### YOUR TASK
Lines that contain the string "label" are the ones to list; copy all of them from the records.

====

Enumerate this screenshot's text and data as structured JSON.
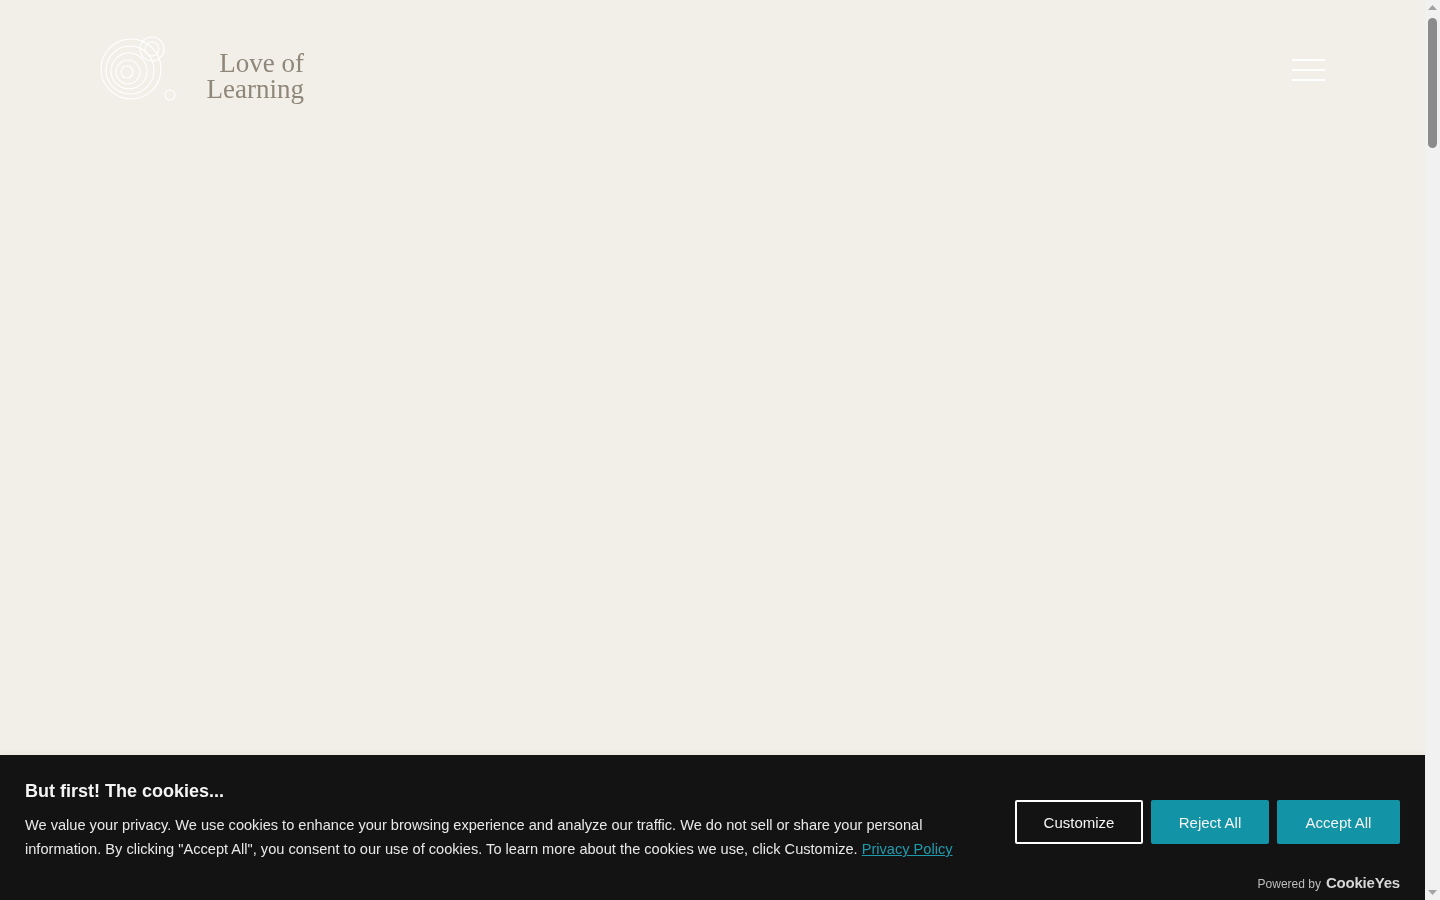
{
  "header": {
    "logo_text": "Love of Learning"
  },
  "cookie_banner": {
    "title": "But first! The cookies...",
    "message": "We value your privacy. We use cookies to enhance your browsing experience and analyze our traffic. We do not sell or share your personal information. By clicking \"Accept All\", you consent to our use of cookies. To learn more about the cookies we use, click Customize.",
    "link": "Privacy Policy",
    "buttons": [
      {
        "label": "Customize",
        "kind": "outline"
      },
      {
        "label": "Reject All",
        "kind": "filled"
      },
      {
        "label": "Accept All",
        "kind": "filled"
      }
    ],
    "powered_by": "Powered by",
    "brand": "CookieYes"
  }
}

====

### SOLUTION
        "label": "Customize",
        "label": "Reject All",
        "label": "Accept All",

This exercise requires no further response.